What is expected »
Needed from the entries below: every line that holds the word "JSON".

Material for the task »
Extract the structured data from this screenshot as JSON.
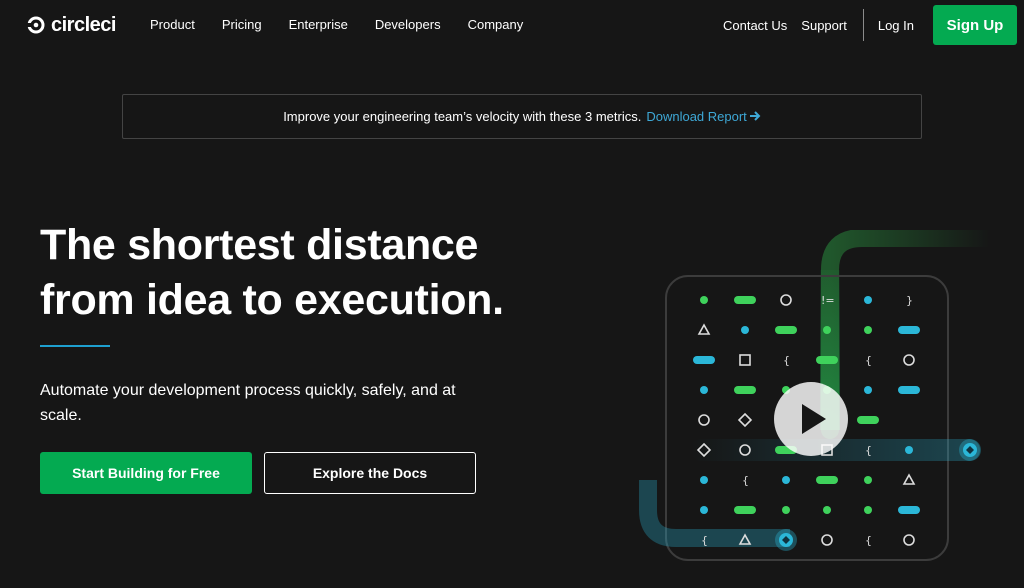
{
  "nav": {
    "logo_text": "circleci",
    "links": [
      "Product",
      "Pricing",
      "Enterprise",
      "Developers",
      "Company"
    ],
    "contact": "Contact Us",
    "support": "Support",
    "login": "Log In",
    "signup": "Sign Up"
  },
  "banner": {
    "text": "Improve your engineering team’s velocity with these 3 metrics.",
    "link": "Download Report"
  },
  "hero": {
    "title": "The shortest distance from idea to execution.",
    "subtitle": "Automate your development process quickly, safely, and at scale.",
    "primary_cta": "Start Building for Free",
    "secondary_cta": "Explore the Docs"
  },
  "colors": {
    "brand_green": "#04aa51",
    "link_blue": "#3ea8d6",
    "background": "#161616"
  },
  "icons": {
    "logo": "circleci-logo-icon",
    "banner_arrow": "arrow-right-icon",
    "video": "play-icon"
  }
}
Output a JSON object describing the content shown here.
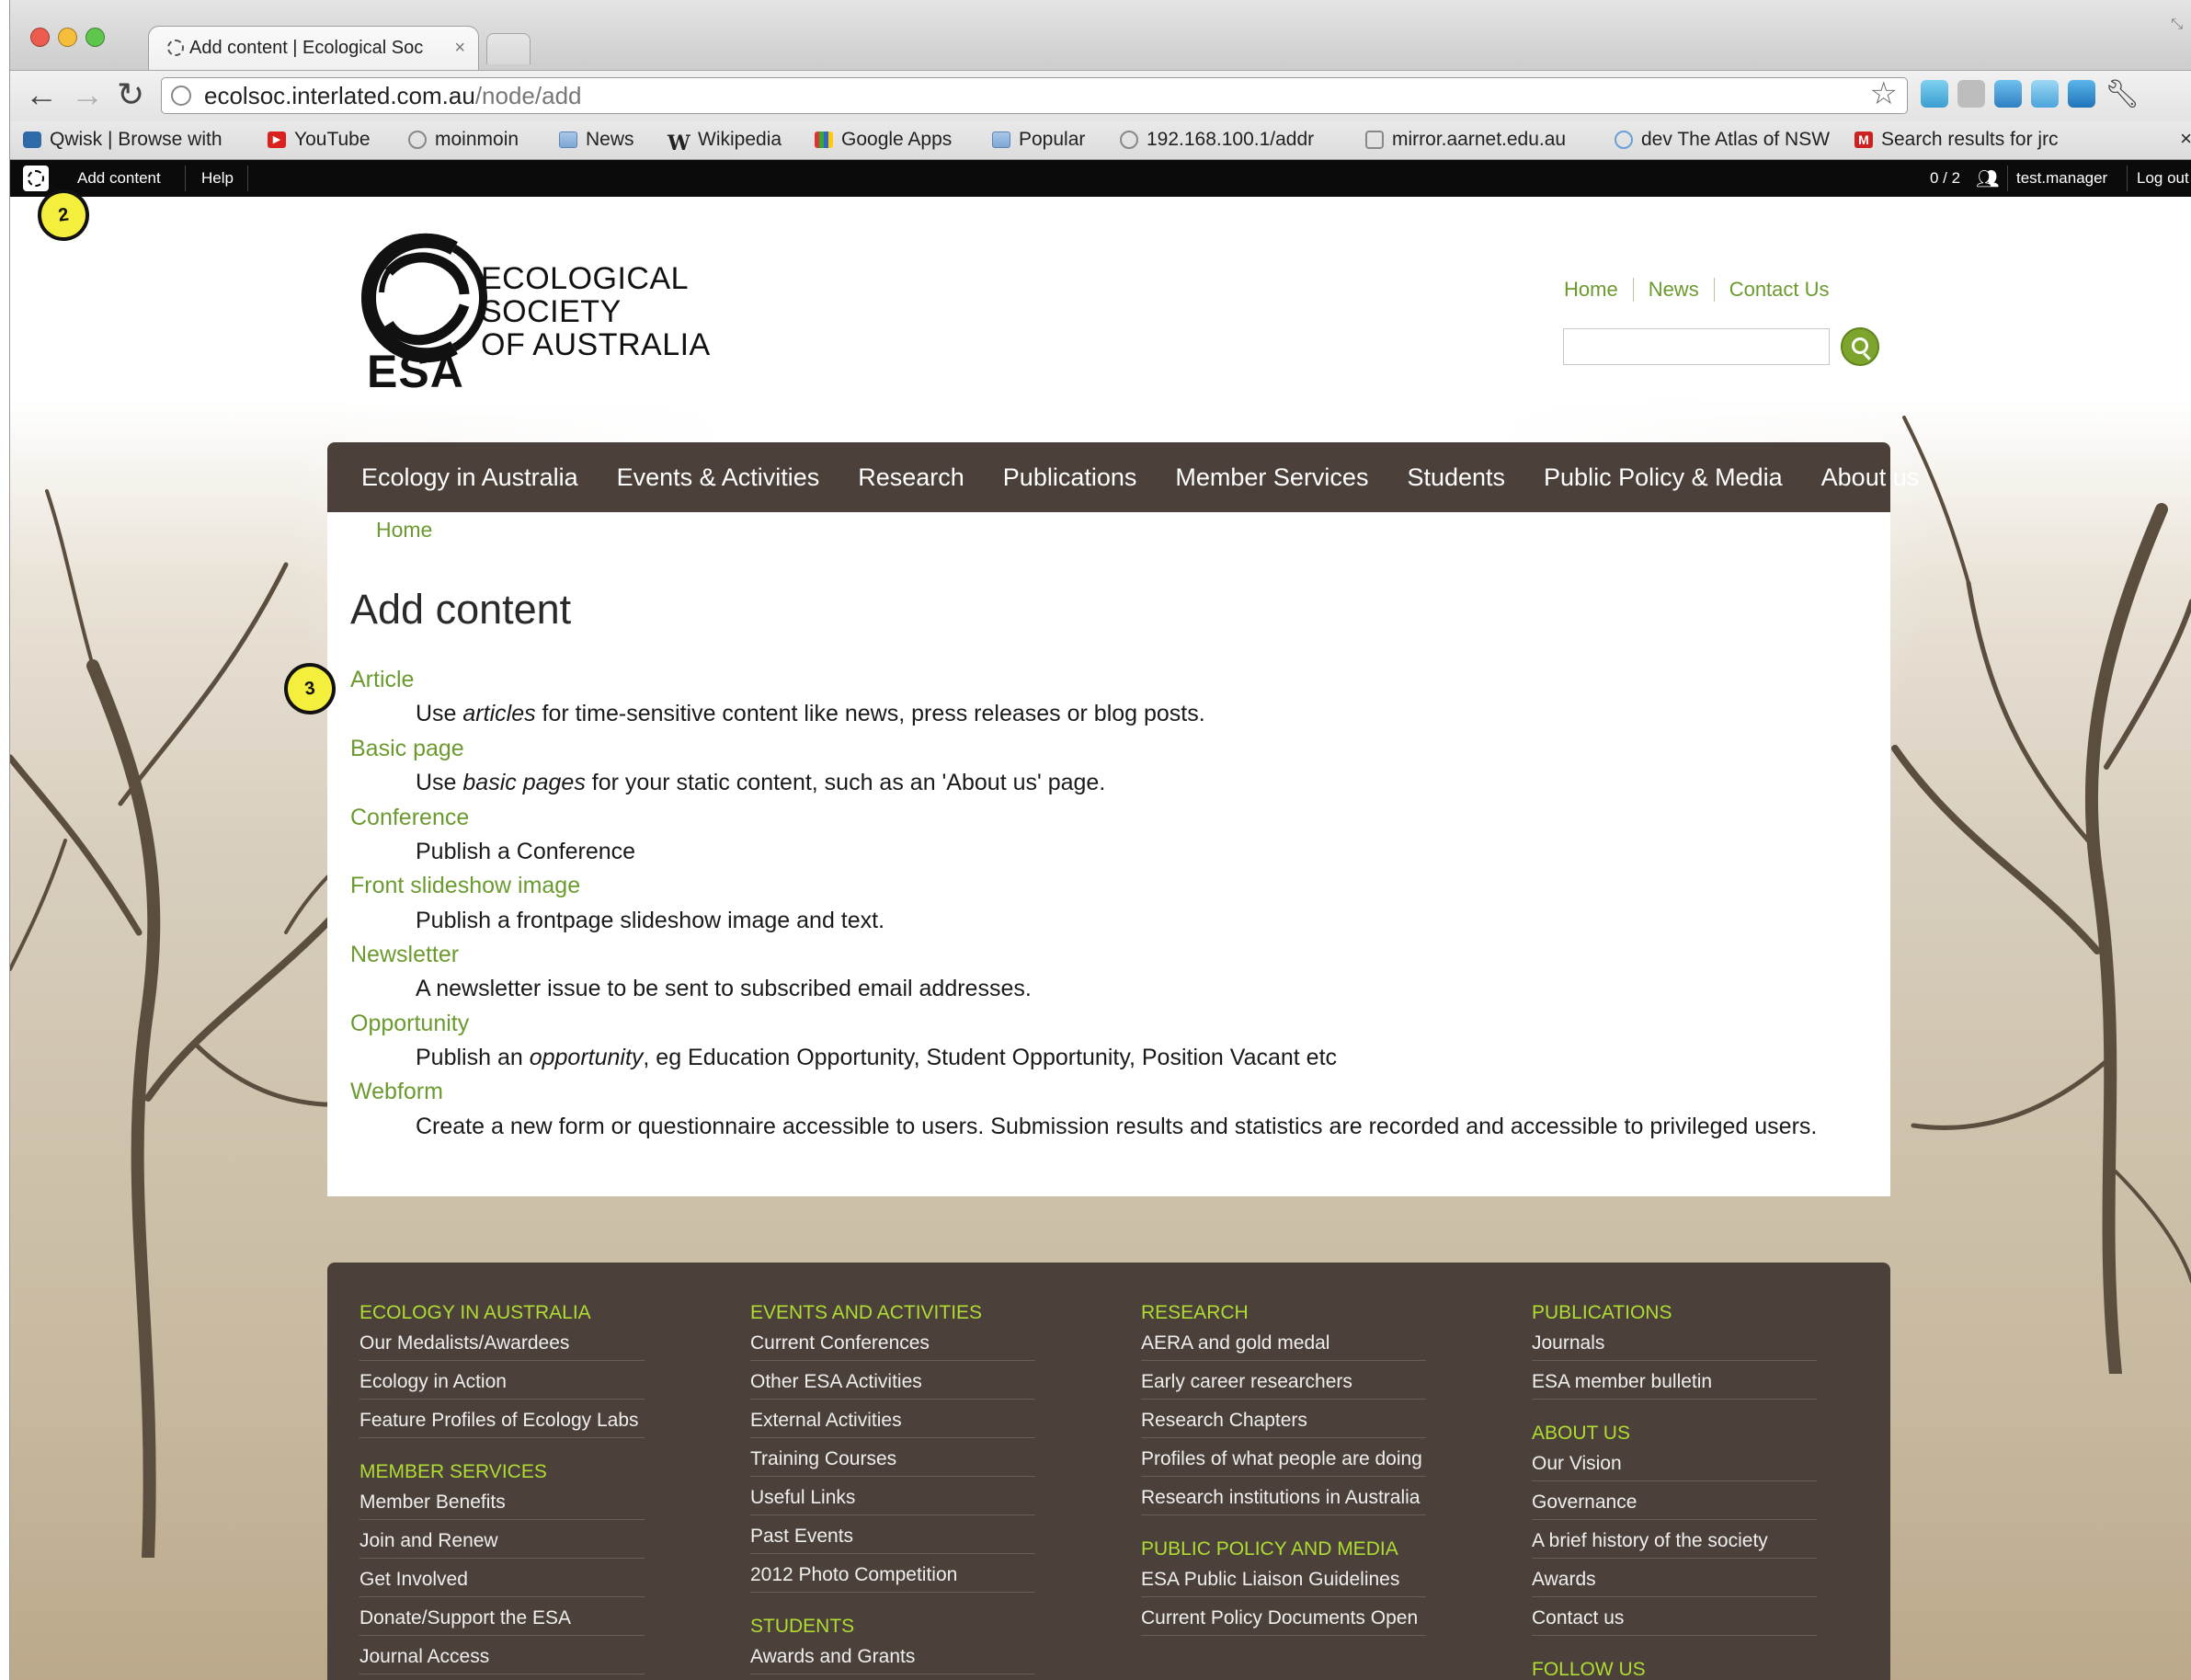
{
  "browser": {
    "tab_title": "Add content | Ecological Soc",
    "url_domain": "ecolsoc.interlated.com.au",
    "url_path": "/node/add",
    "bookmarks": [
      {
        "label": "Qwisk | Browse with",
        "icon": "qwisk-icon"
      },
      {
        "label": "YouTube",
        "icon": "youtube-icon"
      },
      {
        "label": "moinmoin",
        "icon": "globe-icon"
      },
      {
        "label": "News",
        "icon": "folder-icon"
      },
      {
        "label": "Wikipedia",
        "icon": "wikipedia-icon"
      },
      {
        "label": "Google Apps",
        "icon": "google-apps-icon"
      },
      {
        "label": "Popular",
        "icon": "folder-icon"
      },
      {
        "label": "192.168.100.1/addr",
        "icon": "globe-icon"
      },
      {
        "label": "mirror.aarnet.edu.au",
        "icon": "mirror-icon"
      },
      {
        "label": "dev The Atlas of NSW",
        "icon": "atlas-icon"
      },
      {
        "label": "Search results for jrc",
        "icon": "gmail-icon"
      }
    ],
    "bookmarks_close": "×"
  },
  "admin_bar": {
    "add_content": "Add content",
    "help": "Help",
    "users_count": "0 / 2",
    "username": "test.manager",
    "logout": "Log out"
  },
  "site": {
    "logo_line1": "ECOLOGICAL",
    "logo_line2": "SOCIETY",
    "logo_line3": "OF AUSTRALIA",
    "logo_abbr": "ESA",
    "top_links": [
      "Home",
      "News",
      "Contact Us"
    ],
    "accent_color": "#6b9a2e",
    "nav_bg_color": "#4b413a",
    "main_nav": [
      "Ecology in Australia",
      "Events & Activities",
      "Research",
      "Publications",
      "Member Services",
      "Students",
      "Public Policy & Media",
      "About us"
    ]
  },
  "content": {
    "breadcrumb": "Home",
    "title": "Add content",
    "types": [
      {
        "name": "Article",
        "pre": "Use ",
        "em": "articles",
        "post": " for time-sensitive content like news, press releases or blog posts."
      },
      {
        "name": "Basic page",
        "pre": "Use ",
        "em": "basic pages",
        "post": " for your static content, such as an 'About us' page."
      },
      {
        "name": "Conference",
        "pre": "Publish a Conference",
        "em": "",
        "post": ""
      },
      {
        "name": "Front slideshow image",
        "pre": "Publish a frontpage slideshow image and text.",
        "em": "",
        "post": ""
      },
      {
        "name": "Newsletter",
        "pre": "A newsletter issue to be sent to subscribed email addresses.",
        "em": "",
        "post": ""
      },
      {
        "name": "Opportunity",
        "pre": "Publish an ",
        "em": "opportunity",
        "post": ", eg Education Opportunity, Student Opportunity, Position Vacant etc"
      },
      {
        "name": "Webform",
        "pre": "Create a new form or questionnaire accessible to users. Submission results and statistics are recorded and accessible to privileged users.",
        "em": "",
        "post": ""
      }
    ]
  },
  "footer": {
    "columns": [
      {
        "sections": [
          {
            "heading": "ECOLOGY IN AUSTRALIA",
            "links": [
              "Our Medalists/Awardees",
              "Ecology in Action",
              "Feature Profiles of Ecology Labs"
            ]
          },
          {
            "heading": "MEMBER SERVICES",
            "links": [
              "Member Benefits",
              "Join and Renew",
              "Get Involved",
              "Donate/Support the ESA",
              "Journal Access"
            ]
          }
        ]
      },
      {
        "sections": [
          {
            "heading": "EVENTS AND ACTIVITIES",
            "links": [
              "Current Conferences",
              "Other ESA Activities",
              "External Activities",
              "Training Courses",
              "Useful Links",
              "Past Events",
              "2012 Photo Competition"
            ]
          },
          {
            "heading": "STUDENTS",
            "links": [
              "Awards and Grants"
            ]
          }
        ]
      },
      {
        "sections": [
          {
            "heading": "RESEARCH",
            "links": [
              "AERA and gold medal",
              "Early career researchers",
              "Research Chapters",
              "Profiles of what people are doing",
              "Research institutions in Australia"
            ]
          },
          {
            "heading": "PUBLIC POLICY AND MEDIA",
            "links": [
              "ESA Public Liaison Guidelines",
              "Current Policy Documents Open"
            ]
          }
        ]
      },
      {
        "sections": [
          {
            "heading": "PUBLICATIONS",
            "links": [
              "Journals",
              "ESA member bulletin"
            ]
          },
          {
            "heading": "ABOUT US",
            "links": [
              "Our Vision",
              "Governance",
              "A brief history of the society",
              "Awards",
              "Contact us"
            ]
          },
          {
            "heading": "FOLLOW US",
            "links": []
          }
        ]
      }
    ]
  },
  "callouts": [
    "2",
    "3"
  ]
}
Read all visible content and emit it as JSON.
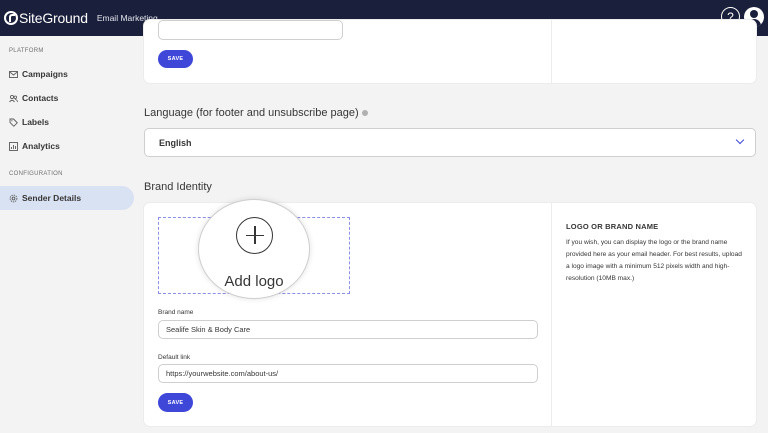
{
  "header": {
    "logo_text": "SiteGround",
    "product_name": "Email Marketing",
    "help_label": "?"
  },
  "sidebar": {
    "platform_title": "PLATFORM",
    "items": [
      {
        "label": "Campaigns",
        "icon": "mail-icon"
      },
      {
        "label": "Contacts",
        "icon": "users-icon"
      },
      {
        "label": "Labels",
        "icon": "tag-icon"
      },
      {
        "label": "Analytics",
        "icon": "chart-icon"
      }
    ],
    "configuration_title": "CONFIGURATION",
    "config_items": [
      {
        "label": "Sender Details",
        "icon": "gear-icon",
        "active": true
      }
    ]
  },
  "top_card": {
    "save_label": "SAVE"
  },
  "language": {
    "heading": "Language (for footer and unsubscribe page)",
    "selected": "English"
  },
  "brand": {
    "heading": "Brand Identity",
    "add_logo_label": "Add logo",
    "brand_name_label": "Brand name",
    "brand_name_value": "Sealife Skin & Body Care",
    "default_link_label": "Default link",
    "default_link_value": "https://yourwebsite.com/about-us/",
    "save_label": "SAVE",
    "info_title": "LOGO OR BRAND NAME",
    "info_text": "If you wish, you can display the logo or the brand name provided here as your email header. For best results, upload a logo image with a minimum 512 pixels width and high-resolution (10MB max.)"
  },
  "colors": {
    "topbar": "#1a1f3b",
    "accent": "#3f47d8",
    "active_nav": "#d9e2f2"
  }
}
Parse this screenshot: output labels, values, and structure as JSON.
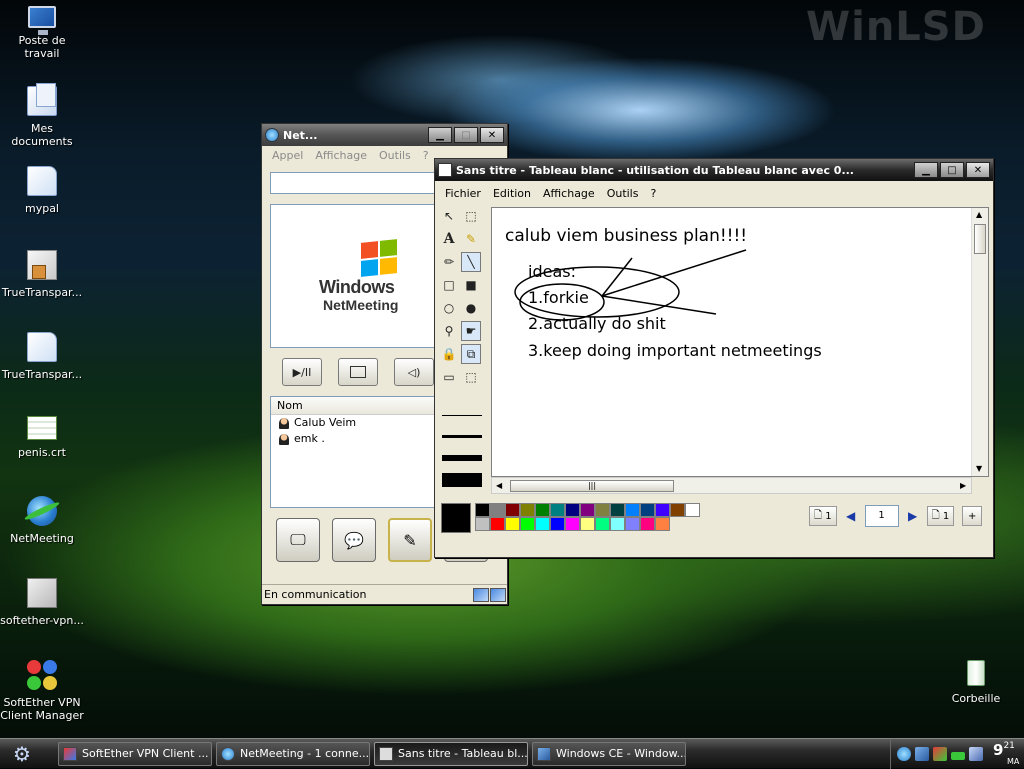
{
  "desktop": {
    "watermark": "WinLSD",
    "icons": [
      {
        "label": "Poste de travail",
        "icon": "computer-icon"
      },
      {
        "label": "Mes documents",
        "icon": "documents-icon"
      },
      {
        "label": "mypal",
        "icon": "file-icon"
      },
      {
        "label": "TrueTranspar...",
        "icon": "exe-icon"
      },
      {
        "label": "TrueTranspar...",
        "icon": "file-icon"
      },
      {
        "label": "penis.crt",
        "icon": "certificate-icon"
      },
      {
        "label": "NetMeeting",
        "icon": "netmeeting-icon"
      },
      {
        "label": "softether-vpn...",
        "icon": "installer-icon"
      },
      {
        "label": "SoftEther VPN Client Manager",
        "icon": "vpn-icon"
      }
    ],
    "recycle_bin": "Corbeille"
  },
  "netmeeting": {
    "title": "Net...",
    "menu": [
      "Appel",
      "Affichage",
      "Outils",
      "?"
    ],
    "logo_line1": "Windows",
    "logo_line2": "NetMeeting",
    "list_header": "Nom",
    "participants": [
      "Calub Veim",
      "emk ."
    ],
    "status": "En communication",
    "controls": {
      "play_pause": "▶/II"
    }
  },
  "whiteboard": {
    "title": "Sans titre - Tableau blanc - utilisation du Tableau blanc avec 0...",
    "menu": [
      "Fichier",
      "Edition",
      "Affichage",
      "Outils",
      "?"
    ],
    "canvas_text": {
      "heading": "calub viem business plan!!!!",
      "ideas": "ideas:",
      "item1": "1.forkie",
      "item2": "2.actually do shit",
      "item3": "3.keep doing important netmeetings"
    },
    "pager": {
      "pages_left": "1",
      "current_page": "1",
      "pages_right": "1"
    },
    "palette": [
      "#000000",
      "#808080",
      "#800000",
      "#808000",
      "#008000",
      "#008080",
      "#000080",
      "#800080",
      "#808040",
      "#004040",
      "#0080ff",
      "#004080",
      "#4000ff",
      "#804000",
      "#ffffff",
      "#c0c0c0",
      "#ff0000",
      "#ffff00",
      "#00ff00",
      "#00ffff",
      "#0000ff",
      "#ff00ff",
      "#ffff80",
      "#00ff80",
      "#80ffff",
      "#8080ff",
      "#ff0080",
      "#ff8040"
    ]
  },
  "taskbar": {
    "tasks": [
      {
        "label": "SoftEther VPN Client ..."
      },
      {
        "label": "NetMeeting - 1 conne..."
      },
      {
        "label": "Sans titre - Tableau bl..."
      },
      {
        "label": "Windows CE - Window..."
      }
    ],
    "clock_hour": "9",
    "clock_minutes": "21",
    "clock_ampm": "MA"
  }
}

Result of the task »
Extract the structured data from this screenshot as JSON.
Output a JSON object describing the content shown here.
Read all visible content and emit it as JSON.
Parse this screenshot: output labels, values, and structure as JSON.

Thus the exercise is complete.